Sure, the idea of self defense may seem pretty logical and clear cut. However, the truth is many people worry about whether their act of defense will be legally viewed as appropriate self defense or not. While this may not matter much in the midst of a violent attack, it can make a big difference if the case goes to court. In fact, victims can even be convicted of crimes if the judge finds their act against an attacker wasn’t self defense!

What The Self Defense Law Says….

In most states, the law states a person can use proportionate and necessary force if they believe an unlawful force is being or is about to be used on them. Basically, if the self defense force is thought to be used to prevent the user from being harmed or killed, it’s ok. However, the force used in self defense must be seen as being necessary to prevent the attack and it must be in proportion to the possible attacking force.

For example, if someone felt they were about to be hit with a basketball and they pulled out a gun and shot the attacker, the self defense would not be seen as proportionate. After all, was it really necessary to shoot the person who was about to throw the basketball? Probably not.

Of course, if someone pulls out a gun and says they are going to shoot the victim then the victim could shoot them first in self defense and the act of self defense would be seen as proportionate.
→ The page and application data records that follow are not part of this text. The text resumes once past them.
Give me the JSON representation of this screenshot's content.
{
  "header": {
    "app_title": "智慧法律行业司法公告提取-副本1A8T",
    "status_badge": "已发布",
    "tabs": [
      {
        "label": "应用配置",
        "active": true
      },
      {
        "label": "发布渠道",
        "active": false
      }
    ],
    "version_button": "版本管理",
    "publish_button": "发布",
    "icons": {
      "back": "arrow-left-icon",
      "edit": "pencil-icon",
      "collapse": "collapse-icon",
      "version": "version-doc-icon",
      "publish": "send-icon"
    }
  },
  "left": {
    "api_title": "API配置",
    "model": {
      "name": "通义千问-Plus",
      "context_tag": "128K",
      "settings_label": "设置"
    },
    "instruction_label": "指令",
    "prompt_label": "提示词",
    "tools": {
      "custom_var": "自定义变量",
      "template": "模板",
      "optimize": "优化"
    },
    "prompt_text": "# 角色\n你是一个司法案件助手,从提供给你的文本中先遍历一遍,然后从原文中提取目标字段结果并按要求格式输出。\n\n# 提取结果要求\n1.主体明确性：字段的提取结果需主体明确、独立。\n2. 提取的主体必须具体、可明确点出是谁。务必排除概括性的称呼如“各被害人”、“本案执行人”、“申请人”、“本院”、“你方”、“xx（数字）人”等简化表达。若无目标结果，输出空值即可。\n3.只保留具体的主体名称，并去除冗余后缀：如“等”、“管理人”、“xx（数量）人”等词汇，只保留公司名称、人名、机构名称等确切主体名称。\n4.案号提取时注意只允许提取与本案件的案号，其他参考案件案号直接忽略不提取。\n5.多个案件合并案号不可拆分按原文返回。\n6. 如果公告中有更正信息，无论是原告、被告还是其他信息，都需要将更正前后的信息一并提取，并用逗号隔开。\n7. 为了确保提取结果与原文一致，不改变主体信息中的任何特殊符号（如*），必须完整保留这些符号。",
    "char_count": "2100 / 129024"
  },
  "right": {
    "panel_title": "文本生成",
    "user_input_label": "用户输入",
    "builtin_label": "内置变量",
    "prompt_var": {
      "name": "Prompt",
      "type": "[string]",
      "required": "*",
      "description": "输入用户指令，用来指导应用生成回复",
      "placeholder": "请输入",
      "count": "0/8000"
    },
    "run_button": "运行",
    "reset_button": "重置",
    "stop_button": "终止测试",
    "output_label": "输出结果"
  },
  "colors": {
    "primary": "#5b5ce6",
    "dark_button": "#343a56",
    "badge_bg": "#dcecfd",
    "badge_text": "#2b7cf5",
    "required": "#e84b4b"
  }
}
This being said, it is illegal in the United States to intentionally hurt another person. All in all, even if you stab or kill someone out of self defense and don ’t deny you did, you will likely find yourself in a trial. However, if you can prove there was legal justification for self defense at the time you will not be punished. This is where your attorney’s job comes into play. They must help you establish your burden of proof for justification.

Provoked Attacks
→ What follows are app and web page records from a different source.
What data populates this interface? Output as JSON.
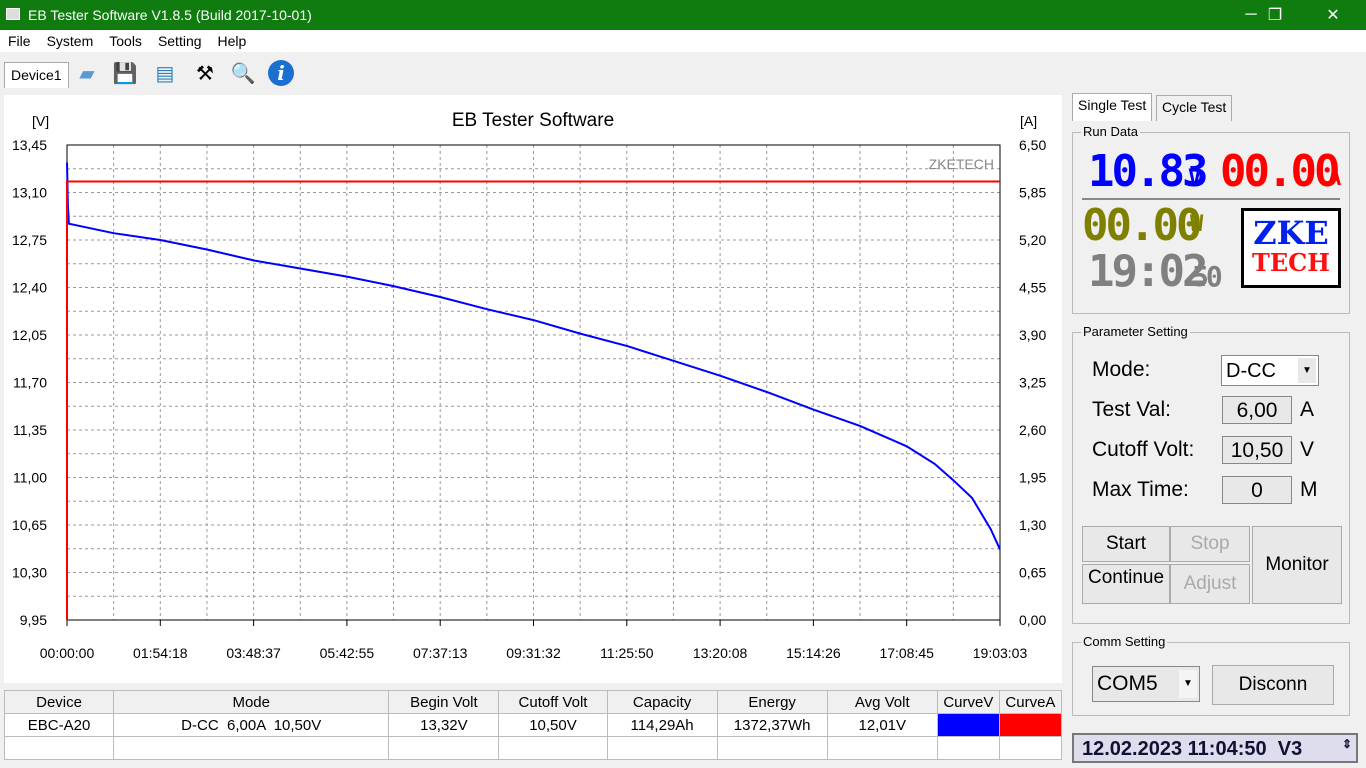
{
  "window": {
    "title": "EB Tester Software V1.8.5 (Build 2017-10-01)",
    "minimize": "─",
    "maximize": "❐",
    "close": "✕"
  },
  "menu": [
    "File",
    "System",
    "Tools",
    "Setting",
    "Help"
  ],
  "toolbar": {
    "device_tab": "Device1",
    "icons": [
      "open-folder-icon",
      "save-icon",
      "picture-icon",
      "tools-icon",
      "search-icon",
      "info-icon"
    ]
  },
  "tabs": {
    "single": "Single Test",
    "cycle": "Cycle Test"
  },
  "run_data": {
    "label": "Run Data",
    "voltage": "10.83",
    "voltage_unit": "V",
    "current": "00.00",
    "current_unit": "A",
    "power": "00.00",
    "power_unit": "W",
    "time": "19:02",
    "seconds": "50",
    "logo_top": "ZKE",
    "logo_bottom": "TECH"
  },
  "params": {
    "label": "Parameter Setting",
    "mode_label": "Mode:",
    "mode_value": "D-CC",
    "test_label": "Test Val:",
    "test_value": "6,00",
    "test_unit": "A",
    "cutoff_label": "Cutoff Volt:",
    "cutoff_value": "10,50",
    "cutoff_unit": "V",
    "maxtime_label": "Max Time:",
    "maxtime_value": "0",
    "maxtime_unit": "M"
  },
  "buttons": {
    "start": "Start",
    "stop": "Stop",
    "continue": "Continue",
    "adjust": "Adjust",
    "monitor": "Monitor"
  },
  "comm": {
    "label": "Comm Setting",
    "port": "COM5",
    "disconnect": "Disconn"
  },
  "clock": "12.02.2023 11:04:50  V3",
  "table": {
    "headers": [
      "Device",
      "Mode",
      "Begin Volt",
      "Cutoff Volt",
      "Capacity",
      "Energy",
      "Avg Volt",
      "CurveV",
      "CurveA"
    ],
    "rows": [
      [
        "EBC-A20",
        "D-CC  6,00A  10,50V",
        "13,32V",
        "10,50V",
        "114,29Ah",
        "1372,37Wh",
        "12,01V"
      ]
    ],
    "curve_colors": [
      "#0000ff",
      "#ff0000"
    ]
  },
  "chart_data": {
    "type": "line",
    "title": "EB Tester Software",
    "watermark": "ZKETECH",
    "ylabel": "[V]",
    "y2label": "[A]",
    "ylim": [
      9.95,
      13.45
    ],
    "y2lim": [
      0,
      6.5
    ],
    "xlim_seconds": [
      0,
      68583
    ],
    "yticks": [
      "9,95",
      "10,30",
      "10,65",
      "11,00",
      "11,35",
      "11,70",
      "12,05",
      "12,40",
      "12,75",
      "13,10",
      "13,45"
    ],
    "y2ticks": [
      "0,00",
      "0,65",
      "1,30",
      "1,95",
      "2,60",
      "3,25",
      "3,90",
      "4,55",
      "5,20",
      "5,85",
      "6,50"
    ],
    "xticks": [
      "00:00:00",
      "01:54:18",
      "03:48:37",
      "05:42:55",
      "07:37:13",
      "09:31:32",
      "11:25:50",
      "13:20:08",
      "15:14:26",
      "17:08:45",
      "19:03:03"
    ],
    "series": [
      {
        "name": "Voltage",
        "axis": "left",
        "color": "#0000ff",
        "x_frac": [
          0,
          0.001,
          0.002,
          0.05,
          0.1,
          0.15,
          0.2,
          0.25,
          0.3,
          0.35,
          0.4,
          0.45,
          0.5,
          0.55,
          0.6,
          0.65,
          0.7,
          0.75,
          0.8,
          0.85,
          0.9,
          0.93,
          0.95,
          0.97,
          0.99,
          1.0
        ],
        "values": [
          13.32,
          13.0,
          12.87,
          12.8,
          12.75,
          12.68,
          12.6,
          12.54,
          12.48,
          12.41,
          12.33,
          12.24,
          12.16,
          12.06,
          11.97,
          11.86,
          11.75,
          11.63,
          11.5,
          11.38,
          11.23,
          11.1,
          10.98,
          10.85,
          10.62,
          10.47
        ]
      },
      {
        "name": "Current",
        "axis": "right",
        "color": "#ff0000",
        "x_frac": [
          0,
          0,
          1
        ],
        "values": [
          0,
          6.0,
          6.0
        ]
      }
    ]
  }
}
While self defense can be used as justification in many cases, a victim can’t claim self defense if they provoked or encouraged the initial attack. The law in most states is similar in the fact it does not see words alone as being provocation, but there are some exceptions to this. If someone threatens violence with a weapon and there is good reason to suspect they possess the weapon, things may get tricky.

The Case For Self Defense

Self defense experts don’t want people to NOT act out in their own defense for fear of legal implications after the fact. They still feel a victim has a better chance of surviving an attack if they throw the first blow or immediately gain the upper hand with some sort of self defense. This is often seen as being pre-emptive self defense and is often seen as being completely legal.

Again, acting out in self defense can be your one and only way to survive if you’re about to be attacked or are in the midst of an attack. Always be prepared to protect yourself. To avoid lengthy legal trouble, it’s best to protect yourself with non-life threatening items like pepper spray. With pepper spray and other self defense products not meant to permanently disable the attacker, you can get to safety quickly and not be charged for a crime.